According to research from the Vanguard Group, another area where a skilled financial advisor is supposed to able to add value is helping retirees manage withdrawals from their portfolios in order to minimize taxes. According to their paper:
Advisors who implement informed withdrawal-order strategies can minimize the total taxes paid over the course of their clients’ retirement, thereby increasing their clients’ wealth and the longevity of their portfolios. This process alone could represent the entire value proposition for the fee-based advisor.
The paper goes on to show how correct ordering can improve returns by up to 0.70% annually versus people with multiple different account types withdrawing in the wrong order. The thing is, ordering your withdrawals properly isn’t all that complicated.

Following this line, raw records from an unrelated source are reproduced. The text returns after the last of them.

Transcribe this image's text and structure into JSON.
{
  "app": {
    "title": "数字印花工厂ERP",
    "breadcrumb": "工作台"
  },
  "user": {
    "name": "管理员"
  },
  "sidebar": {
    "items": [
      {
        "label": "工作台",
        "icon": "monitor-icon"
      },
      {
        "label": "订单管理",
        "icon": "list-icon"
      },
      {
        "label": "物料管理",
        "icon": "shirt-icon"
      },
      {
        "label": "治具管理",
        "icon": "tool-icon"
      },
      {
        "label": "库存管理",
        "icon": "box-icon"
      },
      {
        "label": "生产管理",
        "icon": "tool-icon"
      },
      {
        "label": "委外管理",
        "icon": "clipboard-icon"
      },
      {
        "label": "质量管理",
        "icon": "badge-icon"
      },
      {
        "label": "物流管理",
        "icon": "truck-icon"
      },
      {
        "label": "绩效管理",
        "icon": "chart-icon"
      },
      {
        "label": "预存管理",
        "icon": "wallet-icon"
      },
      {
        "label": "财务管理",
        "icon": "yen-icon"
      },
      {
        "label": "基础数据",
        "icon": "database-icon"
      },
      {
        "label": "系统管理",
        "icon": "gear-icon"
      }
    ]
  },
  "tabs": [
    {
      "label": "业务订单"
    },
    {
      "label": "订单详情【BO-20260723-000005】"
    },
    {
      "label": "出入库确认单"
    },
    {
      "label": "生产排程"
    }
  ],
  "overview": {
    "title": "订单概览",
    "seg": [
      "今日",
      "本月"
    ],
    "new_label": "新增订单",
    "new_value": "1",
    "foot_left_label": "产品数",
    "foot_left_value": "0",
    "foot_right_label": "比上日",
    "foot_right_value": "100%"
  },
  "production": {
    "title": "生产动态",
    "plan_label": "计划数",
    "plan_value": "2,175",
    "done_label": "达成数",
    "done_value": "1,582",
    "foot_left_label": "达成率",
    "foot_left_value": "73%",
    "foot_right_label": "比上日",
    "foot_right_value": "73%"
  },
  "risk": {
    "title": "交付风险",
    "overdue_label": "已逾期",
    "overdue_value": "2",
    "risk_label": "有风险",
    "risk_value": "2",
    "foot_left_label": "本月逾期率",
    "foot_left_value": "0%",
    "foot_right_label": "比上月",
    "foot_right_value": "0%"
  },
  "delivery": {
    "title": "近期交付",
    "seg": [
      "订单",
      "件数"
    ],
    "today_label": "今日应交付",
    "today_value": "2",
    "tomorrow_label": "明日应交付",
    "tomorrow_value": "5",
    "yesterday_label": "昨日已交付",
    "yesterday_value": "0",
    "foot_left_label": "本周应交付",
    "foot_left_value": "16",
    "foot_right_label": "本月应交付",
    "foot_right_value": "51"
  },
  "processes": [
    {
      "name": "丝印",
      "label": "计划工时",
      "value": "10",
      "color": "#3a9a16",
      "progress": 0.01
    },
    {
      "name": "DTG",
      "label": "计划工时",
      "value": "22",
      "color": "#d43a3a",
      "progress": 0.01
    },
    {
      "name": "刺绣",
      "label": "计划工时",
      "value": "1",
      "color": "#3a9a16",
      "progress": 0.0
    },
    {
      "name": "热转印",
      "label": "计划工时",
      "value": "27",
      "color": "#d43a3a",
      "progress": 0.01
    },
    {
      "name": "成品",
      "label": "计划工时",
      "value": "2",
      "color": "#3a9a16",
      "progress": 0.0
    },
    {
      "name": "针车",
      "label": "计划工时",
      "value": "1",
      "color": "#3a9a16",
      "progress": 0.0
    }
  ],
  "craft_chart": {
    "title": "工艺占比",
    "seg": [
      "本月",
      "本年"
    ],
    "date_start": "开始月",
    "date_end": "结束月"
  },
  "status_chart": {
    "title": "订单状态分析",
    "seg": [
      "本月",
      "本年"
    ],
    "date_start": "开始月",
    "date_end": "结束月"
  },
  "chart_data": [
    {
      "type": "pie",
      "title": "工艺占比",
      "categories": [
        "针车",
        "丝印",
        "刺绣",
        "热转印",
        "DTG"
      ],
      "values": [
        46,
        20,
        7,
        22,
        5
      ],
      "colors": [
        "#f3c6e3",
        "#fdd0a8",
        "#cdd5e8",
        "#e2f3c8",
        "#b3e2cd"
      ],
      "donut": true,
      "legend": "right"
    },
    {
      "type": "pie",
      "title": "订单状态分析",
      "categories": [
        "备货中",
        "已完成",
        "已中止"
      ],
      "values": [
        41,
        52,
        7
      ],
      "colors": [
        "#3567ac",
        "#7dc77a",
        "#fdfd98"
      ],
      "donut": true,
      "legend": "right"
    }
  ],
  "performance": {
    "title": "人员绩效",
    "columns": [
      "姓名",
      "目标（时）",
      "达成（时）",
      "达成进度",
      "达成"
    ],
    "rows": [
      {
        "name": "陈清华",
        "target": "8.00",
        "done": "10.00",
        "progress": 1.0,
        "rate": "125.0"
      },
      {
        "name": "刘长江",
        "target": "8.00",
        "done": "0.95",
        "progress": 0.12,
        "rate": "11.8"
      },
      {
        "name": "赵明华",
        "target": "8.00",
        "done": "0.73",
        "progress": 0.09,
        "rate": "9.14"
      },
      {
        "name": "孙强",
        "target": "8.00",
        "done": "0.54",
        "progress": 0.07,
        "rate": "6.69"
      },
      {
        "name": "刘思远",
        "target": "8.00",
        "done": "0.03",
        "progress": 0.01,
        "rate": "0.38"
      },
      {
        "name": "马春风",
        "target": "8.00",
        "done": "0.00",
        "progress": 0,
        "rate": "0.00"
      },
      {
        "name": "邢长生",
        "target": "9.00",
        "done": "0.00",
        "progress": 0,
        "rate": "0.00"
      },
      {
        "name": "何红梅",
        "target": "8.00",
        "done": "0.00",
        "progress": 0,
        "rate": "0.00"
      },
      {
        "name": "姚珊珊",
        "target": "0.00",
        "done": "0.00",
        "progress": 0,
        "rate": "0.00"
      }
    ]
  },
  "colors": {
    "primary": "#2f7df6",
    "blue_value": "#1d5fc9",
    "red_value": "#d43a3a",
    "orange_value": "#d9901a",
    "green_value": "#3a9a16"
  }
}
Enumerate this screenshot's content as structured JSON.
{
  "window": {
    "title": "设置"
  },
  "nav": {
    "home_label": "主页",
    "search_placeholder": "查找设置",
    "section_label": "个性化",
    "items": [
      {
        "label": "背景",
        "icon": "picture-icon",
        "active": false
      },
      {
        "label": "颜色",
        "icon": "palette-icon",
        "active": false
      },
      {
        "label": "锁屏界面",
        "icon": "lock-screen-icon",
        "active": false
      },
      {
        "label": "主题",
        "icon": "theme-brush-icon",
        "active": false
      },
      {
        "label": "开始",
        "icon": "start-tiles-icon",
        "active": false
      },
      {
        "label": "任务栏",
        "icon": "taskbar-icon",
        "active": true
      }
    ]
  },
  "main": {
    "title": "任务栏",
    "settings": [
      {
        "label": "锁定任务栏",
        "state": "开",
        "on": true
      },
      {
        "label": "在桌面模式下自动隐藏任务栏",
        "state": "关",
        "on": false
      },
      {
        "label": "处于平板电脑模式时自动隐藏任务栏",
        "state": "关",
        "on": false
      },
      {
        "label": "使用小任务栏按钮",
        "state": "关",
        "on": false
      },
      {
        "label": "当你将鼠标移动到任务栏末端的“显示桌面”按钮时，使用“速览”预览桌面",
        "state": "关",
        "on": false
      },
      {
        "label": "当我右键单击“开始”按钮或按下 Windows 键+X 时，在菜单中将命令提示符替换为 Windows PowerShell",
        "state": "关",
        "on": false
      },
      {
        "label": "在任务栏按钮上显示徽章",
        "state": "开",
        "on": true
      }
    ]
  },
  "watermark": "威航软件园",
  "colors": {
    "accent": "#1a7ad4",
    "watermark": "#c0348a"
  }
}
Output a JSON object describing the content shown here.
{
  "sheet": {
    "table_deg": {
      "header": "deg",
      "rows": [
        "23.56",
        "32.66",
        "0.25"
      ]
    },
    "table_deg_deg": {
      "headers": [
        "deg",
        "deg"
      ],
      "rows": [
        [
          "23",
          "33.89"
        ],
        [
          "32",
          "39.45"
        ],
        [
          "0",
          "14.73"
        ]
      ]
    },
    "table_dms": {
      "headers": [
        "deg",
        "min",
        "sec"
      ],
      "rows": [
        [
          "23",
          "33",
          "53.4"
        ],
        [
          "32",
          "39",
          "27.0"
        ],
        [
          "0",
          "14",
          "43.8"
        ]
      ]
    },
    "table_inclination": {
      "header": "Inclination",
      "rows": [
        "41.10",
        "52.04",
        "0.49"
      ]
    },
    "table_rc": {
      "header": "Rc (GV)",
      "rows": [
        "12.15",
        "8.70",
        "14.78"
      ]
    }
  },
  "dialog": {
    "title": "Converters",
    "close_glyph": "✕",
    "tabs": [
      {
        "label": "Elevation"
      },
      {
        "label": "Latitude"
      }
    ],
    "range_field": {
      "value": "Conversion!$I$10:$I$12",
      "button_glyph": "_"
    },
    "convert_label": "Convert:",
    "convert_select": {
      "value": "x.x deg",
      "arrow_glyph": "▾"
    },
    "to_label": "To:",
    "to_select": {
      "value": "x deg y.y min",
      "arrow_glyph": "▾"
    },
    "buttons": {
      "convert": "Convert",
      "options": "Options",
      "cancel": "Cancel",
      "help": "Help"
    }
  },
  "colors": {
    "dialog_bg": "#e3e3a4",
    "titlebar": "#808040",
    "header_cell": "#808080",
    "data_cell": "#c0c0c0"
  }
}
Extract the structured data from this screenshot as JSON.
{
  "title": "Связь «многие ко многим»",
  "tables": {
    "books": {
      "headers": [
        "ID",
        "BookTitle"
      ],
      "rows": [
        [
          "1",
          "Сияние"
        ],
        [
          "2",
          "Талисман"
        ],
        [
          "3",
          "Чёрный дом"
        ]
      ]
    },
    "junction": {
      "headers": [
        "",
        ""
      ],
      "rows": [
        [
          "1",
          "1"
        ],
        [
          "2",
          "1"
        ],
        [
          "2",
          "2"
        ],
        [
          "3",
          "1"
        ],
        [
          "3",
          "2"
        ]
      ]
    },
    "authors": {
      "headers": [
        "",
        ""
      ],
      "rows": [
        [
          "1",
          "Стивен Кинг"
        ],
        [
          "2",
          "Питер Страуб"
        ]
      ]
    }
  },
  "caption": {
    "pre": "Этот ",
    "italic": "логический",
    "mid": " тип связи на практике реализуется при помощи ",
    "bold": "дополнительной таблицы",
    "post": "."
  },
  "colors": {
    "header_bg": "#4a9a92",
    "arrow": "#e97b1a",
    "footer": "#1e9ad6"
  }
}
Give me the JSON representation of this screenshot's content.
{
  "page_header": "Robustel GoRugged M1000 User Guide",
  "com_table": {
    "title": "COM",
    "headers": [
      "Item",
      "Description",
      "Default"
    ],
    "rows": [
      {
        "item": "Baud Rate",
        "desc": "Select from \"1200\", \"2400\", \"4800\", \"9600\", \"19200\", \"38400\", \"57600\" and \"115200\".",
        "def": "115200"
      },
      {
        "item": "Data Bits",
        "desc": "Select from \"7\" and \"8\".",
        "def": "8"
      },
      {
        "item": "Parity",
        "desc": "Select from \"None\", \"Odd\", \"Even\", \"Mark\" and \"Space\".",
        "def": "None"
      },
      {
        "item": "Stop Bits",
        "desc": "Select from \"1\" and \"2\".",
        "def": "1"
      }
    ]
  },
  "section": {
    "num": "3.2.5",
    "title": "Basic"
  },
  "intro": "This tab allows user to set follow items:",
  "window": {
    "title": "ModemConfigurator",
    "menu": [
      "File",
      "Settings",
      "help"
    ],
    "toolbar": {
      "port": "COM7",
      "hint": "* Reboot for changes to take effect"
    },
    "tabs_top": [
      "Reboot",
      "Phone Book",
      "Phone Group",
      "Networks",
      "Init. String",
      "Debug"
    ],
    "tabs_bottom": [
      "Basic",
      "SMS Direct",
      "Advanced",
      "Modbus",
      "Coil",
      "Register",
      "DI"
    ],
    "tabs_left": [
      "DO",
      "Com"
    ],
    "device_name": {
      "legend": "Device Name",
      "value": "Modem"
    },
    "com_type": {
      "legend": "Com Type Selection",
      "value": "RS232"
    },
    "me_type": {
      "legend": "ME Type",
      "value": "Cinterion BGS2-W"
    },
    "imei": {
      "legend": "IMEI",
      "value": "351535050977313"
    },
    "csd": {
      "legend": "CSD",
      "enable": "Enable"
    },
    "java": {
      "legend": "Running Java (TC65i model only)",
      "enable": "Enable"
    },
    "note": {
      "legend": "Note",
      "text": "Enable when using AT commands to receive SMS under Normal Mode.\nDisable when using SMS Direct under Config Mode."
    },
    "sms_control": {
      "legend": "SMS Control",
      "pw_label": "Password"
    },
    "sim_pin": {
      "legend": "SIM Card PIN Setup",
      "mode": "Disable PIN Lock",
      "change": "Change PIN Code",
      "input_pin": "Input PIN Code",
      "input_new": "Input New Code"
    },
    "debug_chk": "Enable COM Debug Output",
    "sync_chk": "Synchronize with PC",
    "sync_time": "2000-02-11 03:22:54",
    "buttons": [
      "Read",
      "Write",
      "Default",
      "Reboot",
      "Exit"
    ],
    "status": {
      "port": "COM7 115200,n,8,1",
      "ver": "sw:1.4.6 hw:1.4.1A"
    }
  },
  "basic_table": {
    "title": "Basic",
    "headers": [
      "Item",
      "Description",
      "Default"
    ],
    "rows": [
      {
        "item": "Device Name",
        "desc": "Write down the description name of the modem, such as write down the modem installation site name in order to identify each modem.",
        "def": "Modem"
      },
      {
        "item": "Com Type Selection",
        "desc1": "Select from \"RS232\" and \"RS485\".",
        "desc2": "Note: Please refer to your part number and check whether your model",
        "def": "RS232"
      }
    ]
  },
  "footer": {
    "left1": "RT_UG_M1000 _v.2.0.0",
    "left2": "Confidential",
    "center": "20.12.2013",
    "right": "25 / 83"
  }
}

I would even say it just requires basic math and common sense. Most of it is summarized in this flowchart:
- RMDs stand for required minimum distributions. In general, these are forced withdrawals from pre-tax “traditional” IRAs (including SEP and SIMPLE IRAs) and pre-tax workplace defined-contribution plans (including 401(k) and 403(b) plans) once you reach age 70.5.
- Next, taxable flows include things like interest, dividends, and capital gains distributions that are already being “spun off” from your taxable portfolio. These are going to be taxed no matter what anyway.
- Next, spend your taxable portfolio itself by selling shares and paying any capital gains taxes that may be due. Sell investments with the lowest gains first to minimize taxes.
- What you have left are tax-deferred or tax-free (Roth) accounts. Do you want to pay taxes now, or later? If you think your marginal tax bracket will be higher in the future, then you should pay taxes now (withdraw first from tax-deferred account). If you think your marginal tax bracket will be lower in the future, then you should pay taxes later (withdraw first from Roth accounts). You could make your decision differently each year depending on your current situation.